▸ TASK:
Search the records for the word "this" and copy each line in which it appears.

Source records
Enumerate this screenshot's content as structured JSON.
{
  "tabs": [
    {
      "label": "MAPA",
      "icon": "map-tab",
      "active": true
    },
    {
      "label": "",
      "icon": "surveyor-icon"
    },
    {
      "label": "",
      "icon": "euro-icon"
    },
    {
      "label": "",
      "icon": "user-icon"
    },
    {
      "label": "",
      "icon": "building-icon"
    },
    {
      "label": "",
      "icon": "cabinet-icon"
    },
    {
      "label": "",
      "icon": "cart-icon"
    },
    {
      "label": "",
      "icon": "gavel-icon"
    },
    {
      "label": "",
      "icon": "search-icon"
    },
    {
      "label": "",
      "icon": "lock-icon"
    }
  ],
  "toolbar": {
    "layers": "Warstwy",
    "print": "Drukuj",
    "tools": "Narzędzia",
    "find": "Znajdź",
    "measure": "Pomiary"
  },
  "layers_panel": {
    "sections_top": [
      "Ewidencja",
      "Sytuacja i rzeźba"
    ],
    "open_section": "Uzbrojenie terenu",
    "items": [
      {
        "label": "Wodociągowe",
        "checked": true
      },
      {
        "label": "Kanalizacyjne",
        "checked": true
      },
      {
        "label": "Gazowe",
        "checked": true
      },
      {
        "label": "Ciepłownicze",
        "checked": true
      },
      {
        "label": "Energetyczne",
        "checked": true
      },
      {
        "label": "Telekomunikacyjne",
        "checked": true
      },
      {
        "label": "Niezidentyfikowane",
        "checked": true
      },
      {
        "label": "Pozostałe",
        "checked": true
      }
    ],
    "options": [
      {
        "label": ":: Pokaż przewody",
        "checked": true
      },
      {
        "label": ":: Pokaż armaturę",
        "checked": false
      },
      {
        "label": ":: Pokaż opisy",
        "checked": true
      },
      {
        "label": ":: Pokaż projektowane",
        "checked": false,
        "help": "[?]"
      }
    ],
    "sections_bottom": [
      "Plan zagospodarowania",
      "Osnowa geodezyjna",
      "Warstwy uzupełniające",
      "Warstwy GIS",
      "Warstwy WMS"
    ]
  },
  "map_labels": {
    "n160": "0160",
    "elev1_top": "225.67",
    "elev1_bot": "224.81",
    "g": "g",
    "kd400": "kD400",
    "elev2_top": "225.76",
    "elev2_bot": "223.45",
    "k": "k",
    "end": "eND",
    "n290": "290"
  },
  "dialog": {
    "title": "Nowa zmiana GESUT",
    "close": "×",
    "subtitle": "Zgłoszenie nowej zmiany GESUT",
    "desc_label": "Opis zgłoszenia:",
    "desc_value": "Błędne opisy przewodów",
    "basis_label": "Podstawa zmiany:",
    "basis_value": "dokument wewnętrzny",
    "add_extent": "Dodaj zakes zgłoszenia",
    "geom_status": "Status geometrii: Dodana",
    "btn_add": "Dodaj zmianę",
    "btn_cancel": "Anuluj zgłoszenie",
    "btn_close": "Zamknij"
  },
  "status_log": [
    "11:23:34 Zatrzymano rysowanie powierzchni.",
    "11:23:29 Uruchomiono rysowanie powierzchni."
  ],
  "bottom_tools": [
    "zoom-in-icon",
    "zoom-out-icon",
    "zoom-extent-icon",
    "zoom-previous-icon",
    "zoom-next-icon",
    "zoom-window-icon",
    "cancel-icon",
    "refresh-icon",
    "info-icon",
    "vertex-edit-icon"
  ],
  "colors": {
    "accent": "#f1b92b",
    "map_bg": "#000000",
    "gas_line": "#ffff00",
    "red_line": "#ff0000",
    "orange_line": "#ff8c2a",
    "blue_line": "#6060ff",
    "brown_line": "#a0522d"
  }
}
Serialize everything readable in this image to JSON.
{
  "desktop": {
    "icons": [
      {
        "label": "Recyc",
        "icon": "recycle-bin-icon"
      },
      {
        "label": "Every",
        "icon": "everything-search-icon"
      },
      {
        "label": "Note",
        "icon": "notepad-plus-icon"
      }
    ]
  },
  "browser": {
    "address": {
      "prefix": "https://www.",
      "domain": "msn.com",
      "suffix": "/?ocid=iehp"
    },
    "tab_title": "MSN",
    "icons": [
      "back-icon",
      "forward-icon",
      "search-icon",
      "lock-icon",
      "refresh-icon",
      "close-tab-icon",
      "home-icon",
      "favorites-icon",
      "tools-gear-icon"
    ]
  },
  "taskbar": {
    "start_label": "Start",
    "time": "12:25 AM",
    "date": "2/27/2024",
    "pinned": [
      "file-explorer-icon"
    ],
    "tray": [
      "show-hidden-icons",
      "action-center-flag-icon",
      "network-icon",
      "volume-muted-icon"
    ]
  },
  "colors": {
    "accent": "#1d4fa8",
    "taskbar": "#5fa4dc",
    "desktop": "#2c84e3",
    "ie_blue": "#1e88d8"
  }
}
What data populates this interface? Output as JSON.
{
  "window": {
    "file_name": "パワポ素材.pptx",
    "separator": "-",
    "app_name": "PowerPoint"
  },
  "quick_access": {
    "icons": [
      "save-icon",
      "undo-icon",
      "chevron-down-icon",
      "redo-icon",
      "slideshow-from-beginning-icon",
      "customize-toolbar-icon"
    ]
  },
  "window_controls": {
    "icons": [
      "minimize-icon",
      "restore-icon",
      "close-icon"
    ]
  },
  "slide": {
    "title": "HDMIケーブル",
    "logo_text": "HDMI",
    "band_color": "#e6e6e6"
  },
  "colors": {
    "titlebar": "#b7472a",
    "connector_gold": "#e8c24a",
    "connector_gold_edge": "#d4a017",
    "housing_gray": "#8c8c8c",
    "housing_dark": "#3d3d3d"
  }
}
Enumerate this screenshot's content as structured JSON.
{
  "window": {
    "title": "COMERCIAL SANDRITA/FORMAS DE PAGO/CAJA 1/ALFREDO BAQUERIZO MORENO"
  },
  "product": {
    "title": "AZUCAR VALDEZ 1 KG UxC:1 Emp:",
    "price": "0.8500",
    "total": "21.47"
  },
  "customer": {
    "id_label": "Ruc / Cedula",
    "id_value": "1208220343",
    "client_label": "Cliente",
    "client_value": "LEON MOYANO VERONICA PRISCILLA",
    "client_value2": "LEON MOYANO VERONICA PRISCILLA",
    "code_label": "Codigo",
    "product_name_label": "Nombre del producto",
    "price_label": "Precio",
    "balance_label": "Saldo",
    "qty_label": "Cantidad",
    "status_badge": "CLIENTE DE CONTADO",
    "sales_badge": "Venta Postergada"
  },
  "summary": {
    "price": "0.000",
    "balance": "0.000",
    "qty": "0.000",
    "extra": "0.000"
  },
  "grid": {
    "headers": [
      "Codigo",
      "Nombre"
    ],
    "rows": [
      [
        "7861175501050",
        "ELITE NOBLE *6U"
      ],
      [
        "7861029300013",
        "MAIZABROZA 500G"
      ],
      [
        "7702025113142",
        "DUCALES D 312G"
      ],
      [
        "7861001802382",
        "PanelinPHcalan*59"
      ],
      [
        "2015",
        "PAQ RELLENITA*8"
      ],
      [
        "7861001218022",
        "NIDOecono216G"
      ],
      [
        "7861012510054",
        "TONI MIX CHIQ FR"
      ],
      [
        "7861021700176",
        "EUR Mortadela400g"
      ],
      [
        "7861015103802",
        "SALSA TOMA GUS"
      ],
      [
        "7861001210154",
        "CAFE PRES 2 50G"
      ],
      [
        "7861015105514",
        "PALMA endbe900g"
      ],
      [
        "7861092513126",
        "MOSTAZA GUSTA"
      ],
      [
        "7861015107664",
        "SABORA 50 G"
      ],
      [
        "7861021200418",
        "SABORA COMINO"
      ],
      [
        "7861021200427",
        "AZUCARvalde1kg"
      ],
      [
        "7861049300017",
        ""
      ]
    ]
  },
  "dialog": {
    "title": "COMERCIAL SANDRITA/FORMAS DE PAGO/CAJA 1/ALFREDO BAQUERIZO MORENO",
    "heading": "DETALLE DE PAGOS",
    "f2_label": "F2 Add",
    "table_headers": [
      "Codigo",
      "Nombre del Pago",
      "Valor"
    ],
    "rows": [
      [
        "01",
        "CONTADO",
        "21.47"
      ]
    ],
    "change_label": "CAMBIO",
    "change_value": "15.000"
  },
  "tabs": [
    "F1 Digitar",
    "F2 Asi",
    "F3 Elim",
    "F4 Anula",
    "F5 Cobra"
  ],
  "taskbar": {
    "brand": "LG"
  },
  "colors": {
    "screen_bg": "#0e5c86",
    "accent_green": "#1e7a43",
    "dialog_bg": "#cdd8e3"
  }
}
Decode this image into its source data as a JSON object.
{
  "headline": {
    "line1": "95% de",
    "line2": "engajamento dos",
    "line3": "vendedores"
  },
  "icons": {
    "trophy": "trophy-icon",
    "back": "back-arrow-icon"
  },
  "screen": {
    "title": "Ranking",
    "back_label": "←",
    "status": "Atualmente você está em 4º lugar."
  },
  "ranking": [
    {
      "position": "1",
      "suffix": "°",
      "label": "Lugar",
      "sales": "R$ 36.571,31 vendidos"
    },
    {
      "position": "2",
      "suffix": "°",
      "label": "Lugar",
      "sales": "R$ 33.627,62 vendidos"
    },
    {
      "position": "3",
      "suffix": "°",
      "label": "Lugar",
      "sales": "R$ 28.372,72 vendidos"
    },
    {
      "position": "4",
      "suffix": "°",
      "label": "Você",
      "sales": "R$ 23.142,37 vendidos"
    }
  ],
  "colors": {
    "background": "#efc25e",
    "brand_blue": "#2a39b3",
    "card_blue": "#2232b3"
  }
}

▸ OUTPUT:
Enumerate this screenshot's content as structured JSON.
Serialize everything readable in this image to JSON.
What data populates this interface? Output as JSON.
Enumerate this screenshot's content as structured JSON.
Decode this image into its source data as a JSON object.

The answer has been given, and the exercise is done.